Now, funders are awesome and play a very important and symbiotic role in the nonprofit ecosystem. It would be hard for us nonprofit egrets to do our work if the…uh…rain doesn’t fall and the…um….savannah grass is not green enough to feed the rhinoceroses who…uh…do whatever it is that rhinoceroses do in this metaphor, which made a lot more sense yesterday after I had several beers. But once in a while, likely inadvertently, funders say things that get on our nerves. I asked Nonprofit With Balls readers as well as all my ED friends to tell me what they wished funders would stop saying. Here are the top ones: Continue Reading…

The game of nonprofit, and how it leaves some communities behind

Game-of-Thrones-S3E7-02-e1368427519542A while ago I attended a meeting coordinated by a major local funder. The topic was “Lessons from Game of Thrones we can apply to nonprofit work.” All right, that wasn’t the topic, although that would have made for a much livelier discussion and will be a blog post here soon enough. No, we were talking about Community Engagement. Once again we were talking about community engagement, because it is becoming more and more apparent that voices of communities of color are missing from almost every table on every issue—the environment; education; housing; transportation; food equity; employment; scrimshaw, the ancient art of carving on whale bones, etc.—and everyone is banging their heads against the wall trying to figure out what the heck is going on. Continue Reading…

The Downward-Facing Budget and other nonprofit yoga poses

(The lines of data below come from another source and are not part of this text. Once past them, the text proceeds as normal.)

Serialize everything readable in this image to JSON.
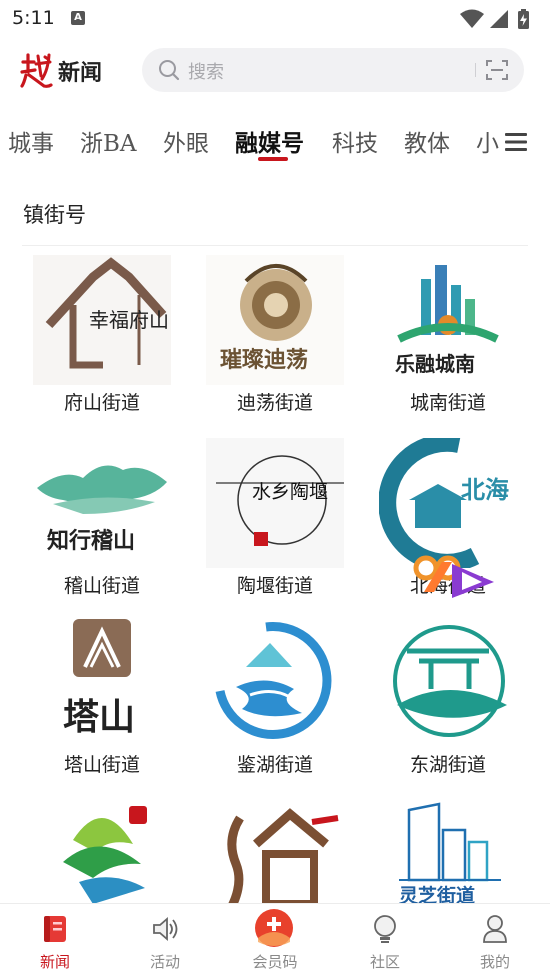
{
  "status": {
    "time": "5:11",
    "notification_letter": "A"
  },
  "header": {
    "brand": "新闻",
    "search_placeholder": "搜索"
  },
  "tabs": [
    {
      "label": "城事"
    },
    {
      "label": "浙BA"
    },
    {
      "label": "外眼"
    },
    {
      "label": "融媒号",
      "active": true
    },
    {
      "label": "科技"
    },
    {
      "label": "教体"
    },
    {
      "label": "小"
    }
  ],
  "section": {
    "title": "镇街号"
  },
  "grid": [
    {
      "label": "府山街道",
      "logo_text": "幸福府山"
    },
    {
      "label": "迪荡街道",
      "logo_text": "璀璨迪荡"
    },
    {
      "label": "城南街道",
      "logo_text": "乐融城南"
    },
    {
      "label": "稽山街道",
      "logo_text": "知行稽山"
    },
    {
      "label": "陶堰街道",
      "logo_text": "水乡陶堰"
    },
    {
      "label": "北海街道",
      "logo_text": "北海"
    },
    {
      "label": "塔山街道",
      "logo_text": "塔山"
    },
    {
      "label": "鉴湖街道",
      "logo_text": ""
    },
    {
      "label": "东湖街道",
      "logo_text": ""
    },
    {
      "label": "",
      "logo_text": ""
    },
    {
      "label": "",
      "logo_text": ""
    },
    {
      "label": "",
      "logo_text": "灵芝街道"
    }
  ],
  "bottom_nav": [
    {
      "label": "新闻",
      "icon": "news-icon",
      "active": true
    },
    {
      "label": "活动",
      "icon": "speaker-icon"
    },
    {
      "label": "会员码",
      "icon": "member-plus-icon"
    },
    {
      "label": "社区",
      "icon": "bulb-icon"
    },
    {
      "label": "我的",
      "icon": "profile-icon"
    }
  ],
  "colors": {
    "brand_red": "#c8161d",
    "text": "#222222",
    "muted": "#8a8a8a"
  }
}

We in nonprofit work a lot and oftentimes neglect important things. Like flossing. And exercise. There are many benefits of yoga, which are the ancient practices of training your mind, body, and spirit. Now, you may be thinking, “I don’t have time for yoga; I have an important grant to write.” Well, even a few minutes a day can be extremely helpful to get you more relaxed and productive. Here are a few yoga positions inspired by nonprofit work that you can do today. Do not exert yourself if you are a yoga beginner. Try one or two poses each week, and increase the variety as you advance. Also, if your office can’t afford air conditioning this summer, all the better, because hot yoga is even more beneficial. Continue Reading…

Some reflections on my old job before I start my new job

mariachiHi everyone, I realized that last Friday was my last day as Executive Director of my organization. Today’s post may be rambly and a little sentimental, reflecting on nine years at an organization that I love. Please indulge me this week, and next week we will be back to nonprofit hilariousness (such as “Lessons we nonprofits can learn from ‘Naked and Afraid’,” a totally awesome show with much to teach us, such as if your staff or board is naked in the wilderness—maybe as a very creative retreat—the first thing you should do is make some basic undergarments for your team out of grass or leaves, since there may be leeches.) Continue Reading…

If You Give a Board Treasurer a Cookie, and other classic children’s books about nonprofit work

Guess-How-Much-I-Love-You-The-Adventures-Of-Little-Nutbrown-HareLast week I survived giving a keynote speech at the Washington Low-Income Housing Alliance (WLIHA) conference in Yakima. The speech, delivered to over 600 smart and good-looking people, was called “Unicorns, Equity, and General Operating Funds: Quest of the Nonprofit Warrior.” It was 30 minutes long and filled with unicorn jokes, and so I’ll spare you and break it into smaller chunks on this blog over time.

Today, I want to talk about children’s books. I am so sick of these children’s books that my one-year-old makes me read each day. You try to see how charming “Guess How Much I Love You” is after the 80th time! All right, nutbrown hares, we get it, you love each other, great! And yes, brown bear, brown bear, you see a red bird, awesome, and red bird, red bird, you see a blue horse, wonderful. Continue Reading…